According to the Air Pollution Control Bureau, Thursday's tree pollen count is 121 to begin the spring season. This is in the "Extremely Heavy" category which starts at 120, keeping Chattanooga on the map as one of the allergy capitals of the country.

"We're #3 in the nation in allergy capitals in the spring," says Dr. Marc Cromie of the Chattanooga Allergy Clinic.

Peak season for outdoor allergies is upon us and Cromie says there's is an easy explanation as to why The Scenic City is near the top rank.

"We have a tremendous amount of pollinating species of trees in Chattanooga that's huge compared to anywhere in the United States," explains Cromie. "Anywhere in the world, actually."

Plus, the city lies in a valley making it easy to trap pollen.
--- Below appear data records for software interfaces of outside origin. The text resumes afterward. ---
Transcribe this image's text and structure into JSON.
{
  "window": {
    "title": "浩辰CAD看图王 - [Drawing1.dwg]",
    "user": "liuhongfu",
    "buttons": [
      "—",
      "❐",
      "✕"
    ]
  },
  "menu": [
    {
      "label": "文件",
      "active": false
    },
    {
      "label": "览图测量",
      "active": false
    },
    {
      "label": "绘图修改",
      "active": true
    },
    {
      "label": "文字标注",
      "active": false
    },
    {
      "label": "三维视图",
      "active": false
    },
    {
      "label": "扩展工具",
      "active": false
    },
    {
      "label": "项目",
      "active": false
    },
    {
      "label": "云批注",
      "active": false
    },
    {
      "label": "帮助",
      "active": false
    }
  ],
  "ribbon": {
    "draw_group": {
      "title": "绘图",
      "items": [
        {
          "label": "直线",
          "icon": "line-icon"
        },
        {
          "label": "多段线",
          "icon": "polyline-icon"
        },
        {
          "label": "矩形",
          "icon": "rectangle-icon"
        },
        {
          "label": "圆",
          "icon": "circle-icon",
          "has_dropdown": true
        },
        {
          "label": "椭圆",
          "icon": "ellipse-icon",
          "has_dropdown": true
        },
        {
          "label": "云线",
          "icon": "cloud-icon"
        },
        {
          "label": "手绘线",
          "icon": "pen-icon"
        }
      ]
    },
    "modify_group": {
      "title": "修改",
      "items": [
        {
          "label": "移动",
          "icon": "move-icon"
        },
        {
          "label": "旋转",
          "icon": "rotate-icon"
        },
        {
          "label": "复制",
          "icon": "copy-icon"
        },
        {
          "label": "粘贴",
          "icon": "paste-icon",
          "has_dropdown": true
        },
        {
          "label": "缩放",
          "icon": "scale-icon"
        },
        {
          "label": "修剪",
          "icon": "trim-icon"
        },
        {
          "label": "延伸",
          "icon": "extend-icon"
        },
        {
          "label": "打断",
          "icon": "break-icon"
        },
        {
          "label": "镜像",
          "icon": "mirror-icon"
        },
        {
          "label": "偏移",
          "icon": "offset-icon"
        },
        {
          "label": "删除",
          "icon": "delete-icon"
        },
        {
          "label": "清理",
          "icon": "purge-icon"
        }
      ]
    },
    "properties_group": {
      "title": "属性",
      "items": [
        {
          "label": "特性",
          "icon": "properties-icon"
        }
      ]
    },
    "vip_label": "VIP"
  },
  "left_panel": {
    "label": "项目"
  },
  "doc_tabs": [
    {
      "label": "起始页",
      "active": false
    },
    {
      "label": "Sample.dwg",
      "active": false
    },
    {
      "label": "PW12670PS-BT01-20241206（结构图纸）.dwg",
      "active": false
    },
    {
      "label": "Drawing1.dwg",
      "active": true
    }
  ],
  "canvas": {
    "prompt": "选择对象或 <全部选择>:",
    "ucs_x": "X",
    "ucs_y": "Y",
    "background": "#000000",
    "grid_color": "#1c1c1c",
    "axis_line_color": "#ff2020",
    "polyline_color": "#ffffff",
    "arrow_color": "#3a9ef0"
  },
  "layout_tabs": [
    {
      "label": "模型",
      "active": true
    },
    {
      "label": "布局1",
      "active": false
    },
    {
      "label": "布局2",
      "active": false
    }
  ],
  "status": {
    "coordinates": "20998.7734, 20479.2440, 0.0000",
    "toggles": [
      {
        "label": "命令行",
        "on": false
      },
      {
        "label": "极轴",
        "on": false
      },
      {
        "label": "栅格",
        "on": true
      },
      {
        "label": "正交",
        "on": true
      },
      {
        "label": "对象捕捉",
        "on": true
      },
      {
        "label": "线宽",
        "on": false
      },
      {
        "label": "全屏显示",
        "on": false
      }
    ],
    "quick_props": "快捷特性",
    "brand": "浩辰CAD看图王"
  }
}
Shots and prescription medications can help some people but pollen is impossible to avoid here.

Kathy Windham learned this the hard way. After moving from eastern Alabama her allergies went from mild to wild almost immediately. This, on top of her asthma, was making it harder for her to do her gardening. But when it caused a serious health scare she decided to get help at the clinic a few years ago.

"It got to the point where I thought I had pneumonia and come right here and they checked that out," says Windham. "And my son said, Mom, you really need to get some help."

Windham's been on a treatment plan ever since and is doing great, even weaning herself almost completely off her inhaler.

"I'm getting some plants and heading out to work in my yard," says Windham with a big smile.

But what about people from Chattanooga or nearby areas who don't display typical allergy symptoms like constant coughing, sneezing, and itchy eyes until later in life? Cromie says for them it could just be a matter of time.

"Sub-therapeutically suffering for years. They've had symptoms, it just hasn't been terrible," says Cromie.

Symptoms possibly mistaken as a simple cold or sinus infection.

If you think you have outdoor allergies, Cromie urges you to see a specialist sooner rather than later.

"It's the beginning of the storm," states Cromie. "The pollen count, whether it's 100 or 500, is low compared to the way it's going to be."

He goes on to say that if you don't have insurance you can try over-the-counter medicines. There's a new one available called Nasacort which is a nasal spray. If you do have insurance but a visit to an allergy specialist scares you because of getting shots, Cromie says that the needles used for allergies are small and don't hurt much. He adds that, as an alternative, a tablet should become available by subscription beginning next month to treat grass and ragweed allergies which typically rise in the summer and fall, respectively.